Human being have been marking walls, stones, the ground likely since before we can accurately date and certainly since we have any record. In geographical locations where chalk is present , this crumbly rock has been used to make markings, drawings and ground works. Charcoal has equally been employed to create marks, arguably the earliest drawing materials and pigments for the colour white and black.
When we think of the earliest use of pigments we tend to think of cave paintings, where traces of Iron oxide in various states of heating and cooling have created an array of colours from yellows through reddish oranges into deep brown.
Cueva de las Manos, Santa Cruz province Argentina. Courtesy Mariano
Colour in pre-industrial times can largely be categorised in terms of geography as well as chronology. Early indigenous cultures all over the world have particular colour associations, many of which are intricately bound to our associations with that culture. Imagine the Ancient Egyptian without the first developed synthetic blue pigment, created from crushed blue glass, or the early Aztecs without sumptuous red cloth derived from the cochineal beetle found on the leaves of cacti, or the 100 000 years old ochre slates at Blombos in South Africa , the first known use of markings as human language, without which we would have no idea that human kind was so complex so long ago. The use of lead white is synonymous with the Ancient Greeks, and Vermillion with the Romans. Colour also travelled. Reds found in Ancient Chinese temple didn’t make it to the West until the twelfth century.
Mineral pigment gained popularity throughout the Middle Ages with their new found applications in art. Ultramarine and azurite were particularly popular with artist such as Michelangelo utilising these earth pigment initially for drawing and the most basic from of painting, using egg tempera (mixture of pigment, water & egg).
Early naturally-occurring pigments:
Synthetic pigments: timeline c.1300-1900
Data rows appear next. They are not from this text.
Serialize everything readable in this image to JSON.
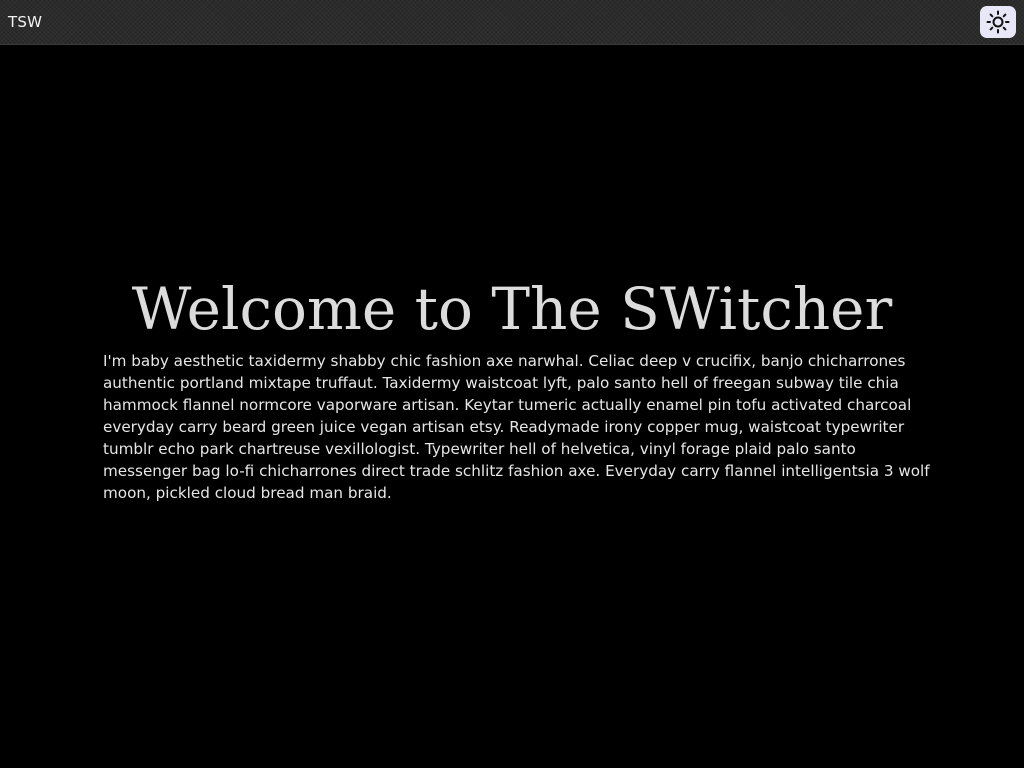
{
  "header": {
    "brand": "TSW",
    "theme_toggle_icon": "sun-icon"
  },
  "main": {
    "heading": "Welcome to The SWitcher",
    "paragraph": "I'm baby aesthetic taxidermy shabby chic fashion axe narwhal. Celiac deep v crucifix, banjo chicharrones authentic portland mixtape truffaut. Taxidermy waistcoat lyft, palo santo hell of freegan subway tile chia hammock flannel normcore vaporware artisan. Keytar tumeric actually enamel pin tofu activated charcoal everyday carry beard green juice vegan artisan etsy. Readymade irony copper mug, waistcoat typewriter tumblr echo park chartreuse vexillologist. Typewriter hell of helvetica, vinyl forage plaid palo santo messenger bag lo-fi chicharrones direct trade schlitz fashion axe. Everyday carry flannel intelligentsia 3 wolf moon, pickled cloud bread man braid."
  },
  "colors": {
    "page_background": "#000000",
    "header_background": "#2b2b2b",
    "toggle_background": "#e7e7f7",
    "heading_text": "#dcdcdc",
    "body_text": "#e6e6e6"
  }
}
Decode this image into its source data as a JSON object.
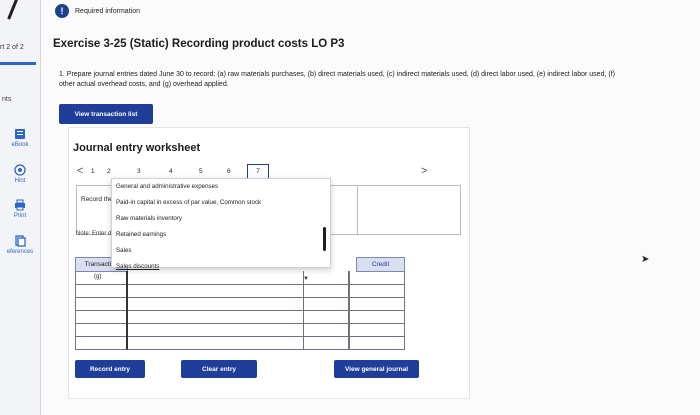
{
  "sidebar": {
    "part_label": "rt 2 of 2",
    "points_label": "nts",
    "items": [
      {
        "label": "eBook",
        "icon": "book-icon"
      },
      {
        "label": "Hint",
        "icon": "hint-icon"
      },
      {
        "label": "Print",
        "icon": "print-icon"
      },
      {
        "label": "eferences",
        "icon": "references-icon"
      }
    ]
  },
  "header": {
    "badge": "!",
    "required": "Required information"
  },
  "exercise_title": "Exercise 3-25 (Static) Recording product costs LO P3",
  "instructions": "1. Prepare journal entries dated June 30 to record: (a) raw materials purchases, (b) direct materials used, (c) indirect materials used, (d) direct labor used, (e) indirect labor used, (f) other actual overhead costs, and (g) overhead applied.",
  "view_transaction_list": "View transaction list",
  "worksheet": {
    "title": "Journal entry worksheet",
    "prev": "<",
    "next": ">",
    "pages": [
      "1",
      "2",
      "3",
      "4",
      "5",
      "6",
      "7"
    ],
    "active_page": "7",
    "record_label": "Record the",
    "note": "Note: Enter debi"
  },
  "table": {
    "headers": {
      "transaction": "Transaction",
      "credit": "Credit"
    },
    "first_transaction": "(g)"
  },
  "dropdown": {
    "options": [
      "General and administrative expenses",
      "Paid-in capital in excess of par value, Common stock",
      "Raw materials inventory",
      "Retained earnings",
      "Sales",
      "Sales discounts"
    ]
  },
  "buttons": {
    "record": "Record entry",
    "clear": "Clear entry",
    "view_general": "View general journal"
  }
}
These methods gradually became obsolete with the development of paints into the Renaissance period, with a new-found understanding of pigments and their applications. Painters and alchemists alike became familiar with how to manipulate materials to their advantage, with artists such as da Vinci and Raphael becoming akin to this. Artist began to use the materials differently, applying them to canvases and understanding the science behind the art, creating different hues and saturations and furthering them in many uses.
Colour in the making, Black dot publishing, UK,2013